So what if we had a ban? It turns out, we already tried that. From 1994-2004, we had an “Assault Weapons Ban” which specifically targeted the AR-15 by trying to call out AR-15ie features like “a grip” a “flash hider” and a “bayonet lug.” Why do I need a bayonet lug? I don’t know, but can you explain to me why you need to take it away?
So we have 10 years of data on how a national ban works. How do you think it worked? It is tough to prove causation, but I haven’t seen anyone even make a reasonably believable case it did anything at all.
Well there must be something we can do?! There is. First off, we need to fit rampage killings into our overall risk perception: as common as they seem to be, and as severe as they are – they are still quite rare. They are scary, they have agenticity which we are hardwired to prioritize in our risk sense. But they are quite rare. Homicide by rifle of any kind is QUITE rare at 364 out of 14,185 in 2019 according to the FBI Uniform Crime Report database. Hands/fists/feet have rifles beat by almost double. But to bring down that 364… we still have work to do.

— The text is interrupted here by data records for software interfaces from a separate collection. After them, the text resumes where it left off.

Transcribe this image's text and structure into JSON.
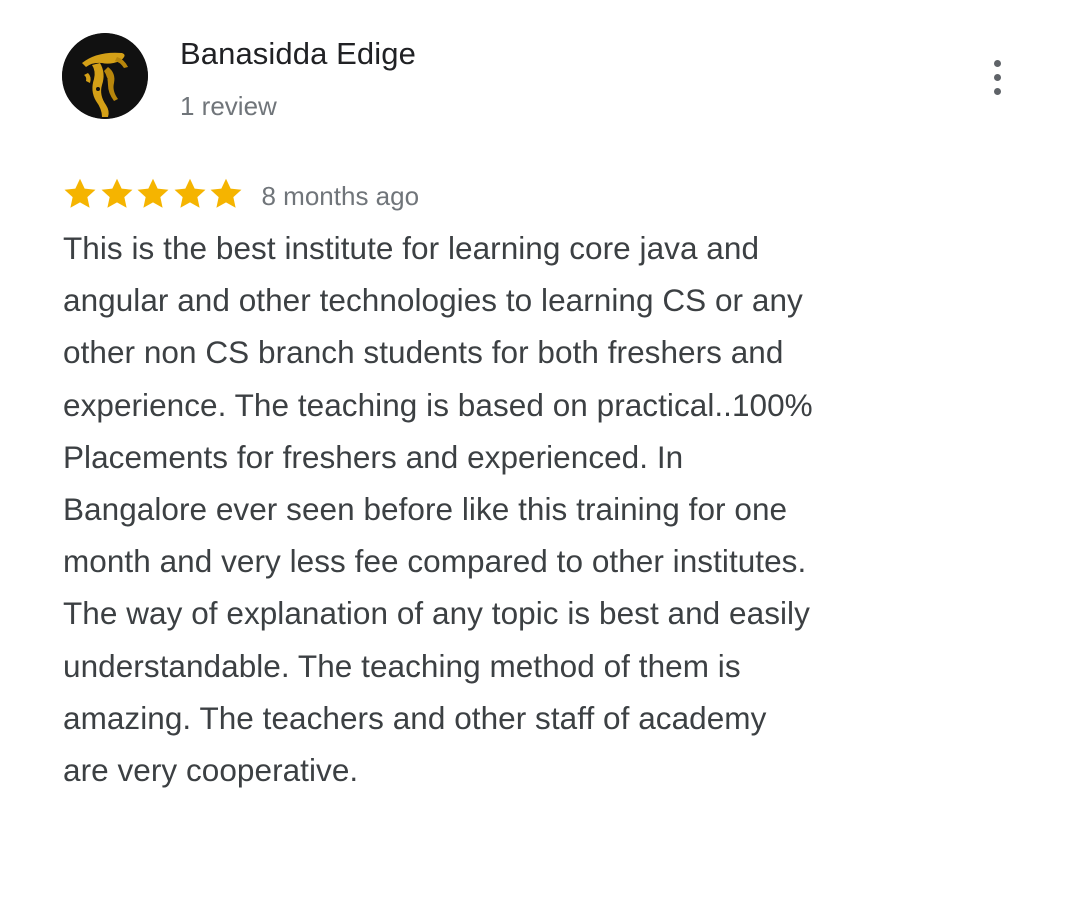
{
  "reviewer": {
    "name": "Banasidda Edige",
    "review_count": "1 review"
  },
  "review": {
    "rating": 5,
    "rating_max": 5,
    "time_ago": "8 months ago",
    "text": "This is the best institute for learning core java and\nangular and other technologies to learning CS or any\nother non CS branch students for both freshers and\nexperience. The teaching is based on practical..100%\nPlacements for freshers and experienced. In\nBangalore  ever seen before  like this training for one\nmonth and very less fee compared to other institutes.\nThe way of explanation of any topic is best and easily\nunderstandable.  The teaching method of them is\namazing. The teachers and other staff of academy\nare very cooperative."
  },
  "icons": {
    "avatar": "avatar-image",
    "star": "star-icon",
    "more": "more-vert-icon"
  },
  "colors": {
    "star": "#f5b400",
    "name": "#202124",
    "secondary": "#70757a",
    "body_text": "#3c4043",
    "avatar_bg": "#111111",
    "avatar_fg": "#d4a017"
  }
}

This may sound diversionary, but I mean it: We need more and better taxpayer-funded mental health services in this country. Particularly inpatient and incarcerated. Not all rampage murderers fit neatly in a psych diagnostic framework, but quite a few do (likewise, incredibly few people with psych disorders are potential murderers, and I don’t want to stigmatize them!). We should be able to achieve meaningful early intervention with more of these troubled people. We need to learn about the attacks that have happened. Each attack gives us insights into warnings and indicators, murderer tactics, and responder lessons. We owe it to the victims to learn from these attacks. I urge everyone to start with the book Columbine by Dave Cullen. We need credible countermeasures. If we are relying on police intervention, I want competent and close-by cops. Not like the guys who hid out at the Parkland attack. We need to harden potential victims with something better than terrifying “active shooter drills” and meaningless campaigns to “run hide fight.”

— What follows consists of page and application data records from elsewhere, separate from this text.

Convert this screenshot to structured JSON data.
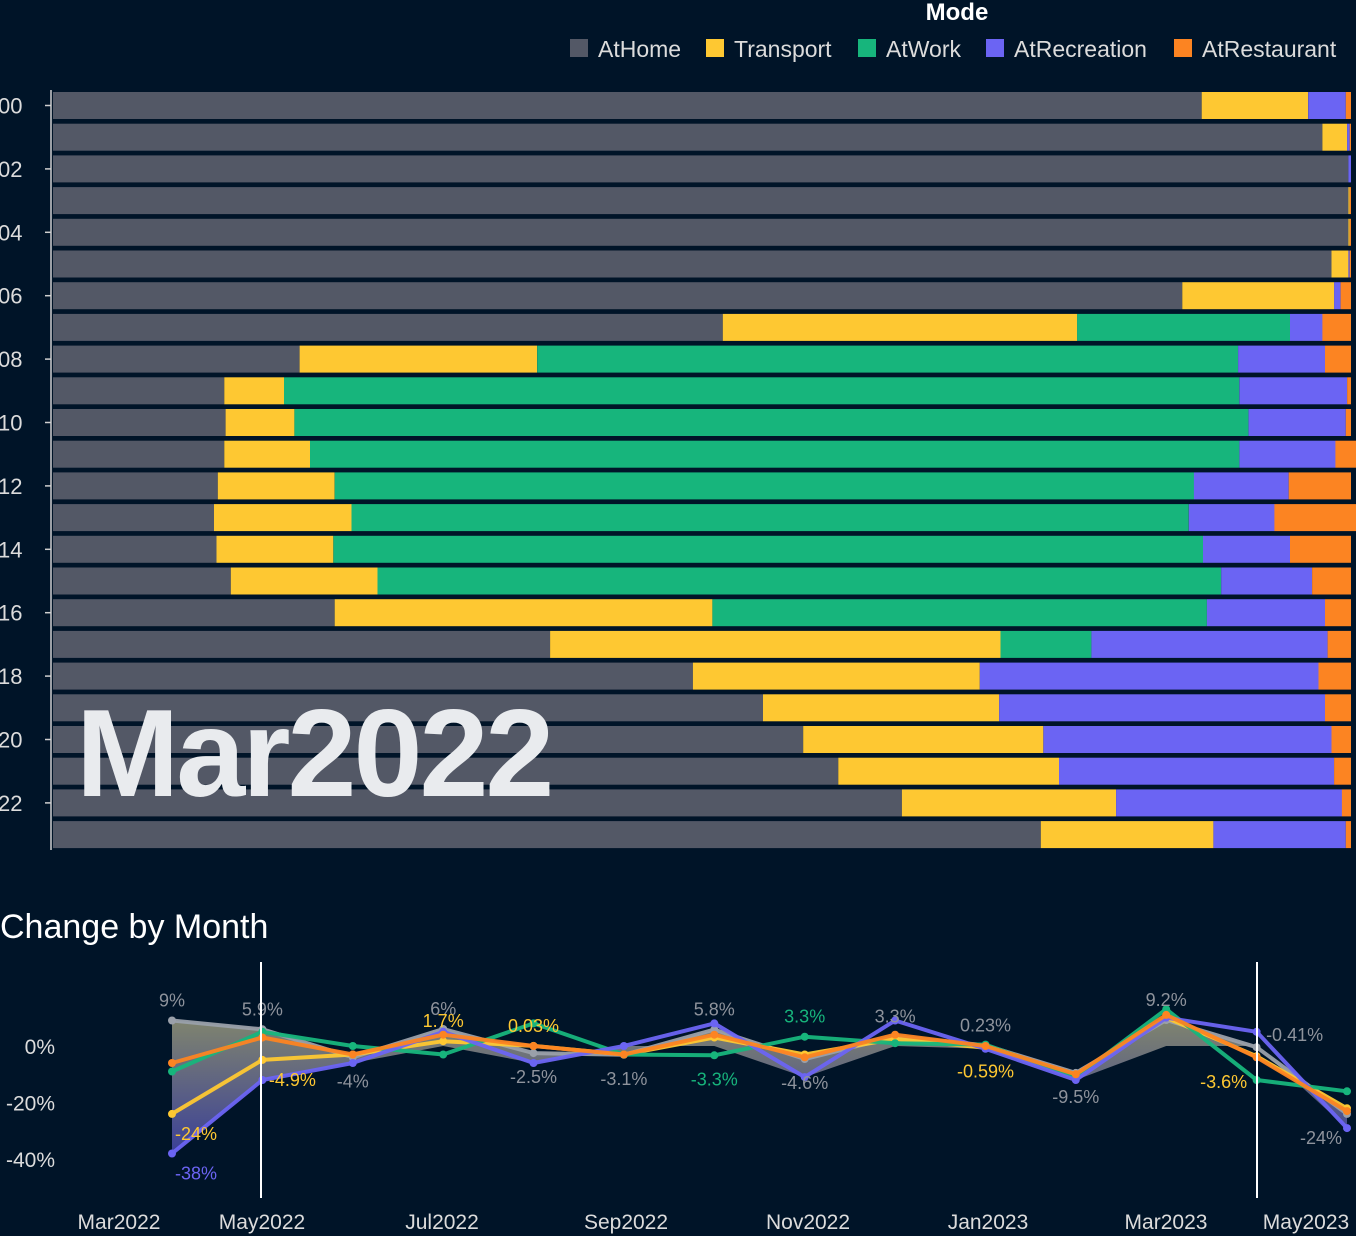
{
  "colors": {
    "background": "#001428",
    "AtHome": "#535866",
    "Transport": "#fec832",
    "AtWork": "#17b57c",
    "AtRecreation": "#6b64f3",
    "AtRestaurant": "#fc8422",
    "axis_text": "#dcdcdc"
  },
  "chart_data": [
    {
      "type": "bar",
      "orientation": "horizontal",
      "stacked": "100%",
      "title": "",
      "legend_title": "Mode",
      "legend_position": "top-right",
      "watermark_label": "Mar2022",
      "categories": [
        "00",
        "01",
        "02",
        "03",
        "04",
        "05",
        "06",
        "07",
        "08",
        "09",
        "10",
        "11",
        "12",
        "13",
        "14",
        "15",
        "16",
        "17",
        "18",
        "19",
        "20",
        "21",
        "22",
        "23"
      ],
      "tick_labels": [
        "00",
        "02",
        "04",
        "06",
        "08",
        "10",
        "12",
        "14",
        "16",
        "18",
        "20",
        "22"
      ],
      "xlim": [
        0,
        100
      ],
      "series": [
        {
          "name": "AtHome",
          "values": [
            88.5,
            97.8,
            99.8,
            99.8,
            99.8,
            98.5,
            87.0,
            51.6,
            19.0,
            13.2,
            13.3,
            13.2,
            12.7,
            12.4,
            12.6,
            13.7,
            21.7,
            38.3,
            49.3,
            54.7,
            57.8,
            60.5,
            65.4,
            76.1
          ]
        },
        {
          "name": "Transport",
          "values": [
            8.2,
            1.9,
            0.0,
            0.1,
            0.1,
            1.3,
            11.7,
            27.3,
            18.3,
            4.6,
            5.3,
            6.6,
            9.0,
            10.6,
            9.0,
            11.3,
            29.1,
            34.7,
            22.1,
            18.2,
            18.5,
            17.0,
            16.5,
            13.3
          ]
        },
        {
          "name": "AtWork",
          "values": [
            0.0,
            0.0,
            0.0,
            0.0,
            0.0,
            0.0,
            0.0,
            16.4,
            54.0,
            73.6,
            73.5,
            71.6,
            66.2,
            64.5,
            67.0,
            65.0,
            38.1,
            7.0,
            0.0,
            0.0,
            0.0,
            0.0,
            0.0,
            0.0
          ]
        },
        {
          "name": "AtRecreation",
          "values": [
            2.9,
            0.2,
            0.2,
            0.0,
            0.0,
            0.1,
            0.5,
            2.5,
            6.7,
            8.3,
            7.5,
            7.4,
            7.3,
            6.6,
            6.7,
            7.0,
            9.1,
            18.2,
            26.1,
            25.1,
            22.2,
            21.2,
            17.4,
            10.2
          ]
        },
        {
          "name": "AtRestaurant",
          "values": [
            0.4,
            0.1,
            0.0,
            0.1,
            0.1,
            0.1,
            0.8,
            2.2,
            2.0,
            0.3,
            0.4,
            1.8,
            4.8,
            6.3,
            4.7,
            3.0,
            2.0,
            1.8,
            2.5,
            2.0,
            1.5,
            1.3,
            0.7,
            0.4
          ]
        }
      ]
    },
    {
      "type": "line",
      "title": "Change by Month",
      "x": [
        "Mar2022",
        "Apr2022",
        "May2022",
        "Jun2022",
        "Jul2022",
        "Aug2022",
        "Sep2022",
        "Oct2022",
        "Nov2022",
        "Dec2022",
        "Jan2023",
        "Feb2023",
        "Mar2023",
        "Apr2023",
        "May2023"
      ],
      "x_tick_labels": [
        "Mar2022",
        "May2022",
        "Jul2022",
        "Sep2022",
        "Nov2022",
        "Jan2023",
        "Mar2023",
        "May2023"
      ],
      "y_tick_labels": [
        "0%",
        "-20%",
        "-40%"
      ],
      "ylim": [
        -45,
        15
      ],
      "highlight_range": [
        "Apr2022",
        "Apr2023"
      ],
      "series": [
        {
          "name": "AtHome",
          "values": [
            9,
            5.9,
            -4,
            6,
            -2.5,
            -3.1,
            5.8,
            -4.6,
            3.3,
            0.23,
            -9.5,
            9.2,
            -0.41,
            -24,
            null
          ]
        },
        {
          "name": "Transport",
          "values": [
            -24,
            -4.9,
            -3,
            1.7,
            0.03,
            -3,
            3,
            -3,
            2.5,
            -0.59,
            -10,
            10,
            -3.6,
            -22,
            null
          ]
        },
        {
          "name": "AtWork",
          "values": [
            -9,
            5,
            0,
            -3,
            8,
            -3,
            -3.3,
            3.3,
            1,
            0.5,
            -11,
            13,
            -12,
            -16,
            null
          ]
        },
        {
          "name": "AtRecreation",
          "values": [
            -38,
            -12,
            -6,
            5,
            -6,
            0,
            8,
            -11,
            9,
            -1,
            -12,
            10,
            5,
            -29,
            null
          ]
        },
        {
          "name": "AtRestaurant",
          "values": [
            -6,
            3,
            -3,
            4,
            0,
            -3,
            4,
            -4,
            4,
            0,
            -10,
            11,
            -4,
            -23,
            null
          ]
        }
      ],
      "point_labels": [
        {
          "text": "9%",
          "series": "AtHome",
          "index": 0
        },
        {
          "text": "5.9%",
          "series": "AtHome",
          "index": 1
        },
        {
          "text": "-4%",
          "series": "AtHome",
          "index": 2
        },
        {
          "text": "6%",
          "series": "AtHome",
          "index": 3
        },
        {
          "text": "-2.5%",
          "series": "AtHome",
          "index": 4
        },
        {
          "text": "-3.1%",
          "series": "AtHome",
          "index": 5
        },
        {
          "text": "5.8%",
          "series": "AtHome",
          "index": 6
        },
        {
          "text": "-4.6%",
          "series": "AtHome",
          "index": 7
        },
        {
          "text": "3.3%",
          "series": "AtHome",
          "index": 8
        },
        {
          "text": "0.23%",
          "series": "AtHome",
          "index": 9
        },
        {
          "text": "-9.5%",
          "series": "AtHome",
          "index": 10
        },
        {
          "text": "9.2%",
          "series": "AtHome",
          "index": 11
        },
        {
          "text": "-0.41%",
          "series": "AtHome",
          "index": 12
        },
        {
          "text": "-24%",
          "series": "AtHome",
          "index": 13
        },
        {
          "text": "-24%",
          "series": "Transport",
          "index": 0
        },
        {
          "text": "-4.9%",
          "series": "Transport",
          "index": 1
        },
        {
          "text": "1.7%",
          "series": "Transport",
          "index": 3
        },
        {
          "text": "0.03%",
          "series": "Transport",
          "index": 4
        },
        {
          "text": "-0.59%",
          "series": "Transport",
          "index": 9
        },
        {
          "text": "-3.6%",
          "series": "Transport",
          "index": 12
        },
        {
          "text": "3.3%",
          "series": "AtWork",
          "index": 7
        },
        {
          "text": "-3.3%",
          "series": "AtWork",
          "index": 6
        },
        {
          "text": "-38%",
          "series": "AtRecreation",
          "index": 0
        }
      ]
    }
  ]
}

People like me tend to resent the question “why do you even need an AR-15?!” or the quip, “no one needs an AR-15.” Because in a free country, the burden of proof should sit with the people trying to place a restriction. I think the people calling for more restrictions assume that case is both self-evident and air-tight. I don’t think it is. I think you would have a tough time proving why you need to ban the AR-15, and I think you would have a tough time even defining an AR-15 well enough to ban it, and I think you would have a tough time proving a ban once-enacted has done any good at all. Prove me wrong — I’m willing to listen.
*Jim is a concerned citizen and gun rights advocate with a background in military aviation, specializing in close air support and combat rescue. His opinions are his alone and do not represent his or any other agency. His other works can be found on www.TacticalTangents.com.
**Fun fact: Official military nomenclature leaves out the “-” so it is written M16 and not M-16. Now you know.